Every Tool and Project I learned about, at #mozfest
I spent the weekend at a conference in London called #mozfest, which was run by Mozilla and featured people talking about open source code, journalism, art, science, community, and community learning. Saw lots of great products/ideas, which are summarized below. I’m highlighting things that I would need dev help on, but that we could make (if you’re interested in a side project.) Tomorrow, I’ll report on key takeaways.
1. HearUsHere uses GPS coordinates to place sounds at specific locations. This allows users to compose audio experiences as they travel throughout a space. (For example, recording sounds as a walking tour around a city.) Imagine what we could do with this for news or our programming.
2. Wit.ai is natural language for the Internet of Things.
3. Free web app to take the pain out of transcribing interviews.
4. I worked on a team to think about how we could recreate the tape recorder to make a better experience for reporters out in the field. Want to work on this? Let me know.
2. The BBC News Lab team is working on several projects of note.
COMMA creates metadata from large collections of audio files. It produces crude transcripts using speech recognition, automated tags and speaker segmentation. (from Letter from America Rediscovered.)
Letter from America categorized by theme
To do this, they used WikipediaMiner, which is a toolkit built for tapping into the rich semantics encoded within Wikipedia.
2a. Related: Local Angle developed by researchers at the Knight Lab, finds locally revenant stories in national news. They do this by using Wikipedia’s API and an API that finds keywords in stories. Imagine how we could apply this to audio, particularly if we can pluck out keywords.
Structured Wikipedia Data Resources: How Wikipedia structures data and how you can use it to do cool stuff
- How the New York Times, the New York Public Library and ProPublica are crowdsourcing data — and relying on their audience to provide layers of metadata that could be useful for future projects
- Sarah Marshall, an editor at the WSJ, runs a very helpful blog with her thoughts about journalism tools and strategy.
- I ran a session on how to think about your audience while designing new tools.
- What if articles modified themselves based on an individual reader’s needs?
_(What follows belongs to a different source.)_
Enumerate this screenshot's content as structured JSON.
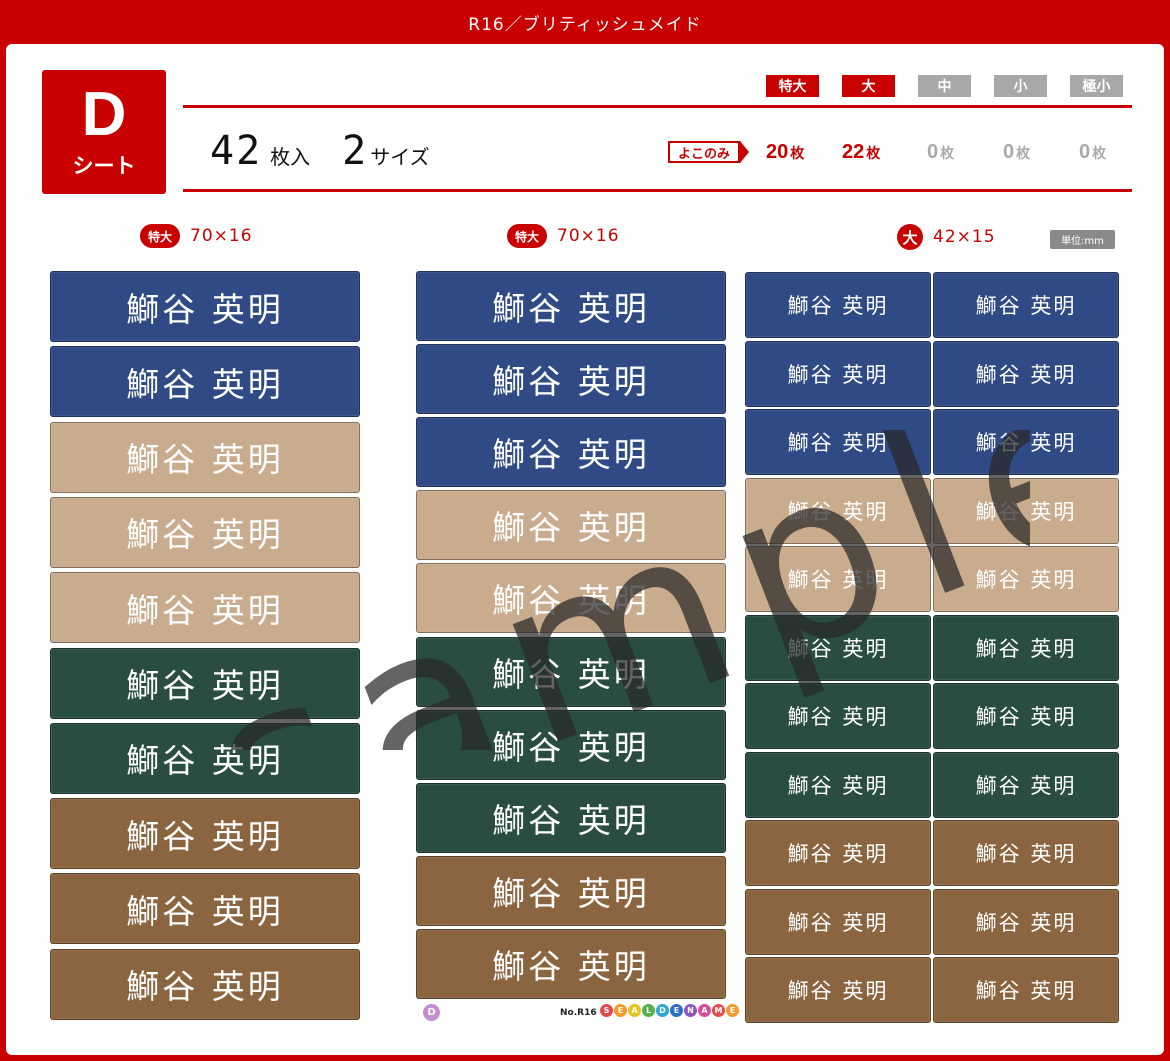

What if, rather than building news applications and interactive graphics that rely on user input, the content was automatically restructured or personalized based on where or what a reader was doing?
- How the Trib used a lot of data to describe neighborhood boundaries in Chicago
- Penguin is experimenting with letting readers remix a Stephen Fry novel Think about this in terms of what we could do with our stories.
- PenFlip is like Github, but for collaborating on writing articles. I really like this.
- There was a session on what designers and UX folks could learn from how video game folks design successful tutorials in their games. Key takeaways: less text, don’t give people too much info upfront, add rewards, reinforce good behavior, listen to users. (This is also applicable when thinking about news and stories.)
- NPR’s Analytics Dashboard (with pictures)
- PopcornMaker is a way to remix web video, audio, and images into mashups that can be embedded onto other websites.
- Notes about VOX, New Yorker and Pitchfork’s internal CMSes from Sarah Marshall. (More notes on this.)
- A group of us came up with several bot ideas that would be useful for a newsroom (Help me make these.)
1. Could a bot provide reporters with predictions about board appointments, political appointments or hiring decisions based on aberrant behaviors on Twitter? In other words, if everyone from NPR starts following X, then it’s pretty likely X is about to be hired by NPR — even if that information isn’t publicly announced yet. This could help business reporters, political reporters and entertainment reporters. (Here’s how Buzzfeed predicted Ezra Klein was going to VOX using humans to determine this.)
2. Could a bot suggest questions for reporters to ask about a particular topic, based on questions that have been posted to Ask Metafilter, Reddit’s Explain it Like I’m 5, Quora, and the Stack Exchange network? i.e. How can we filter the best questions posted on these networks and give them to reporters so they know what the audience is curious about?
3. Could you have a bot that would monitor the ethics of other bots?
- Here’s a bot WNYC made that automatically tweets about upcoming hurricanes.
- Hack the New Org: Creates a new organization with a unique approach, audience, and topic.
- Cool notecards to use when plotting awesome projects
See something cool? Let us know! The archives for this listserv live here: socialmediadesk.tumblr.com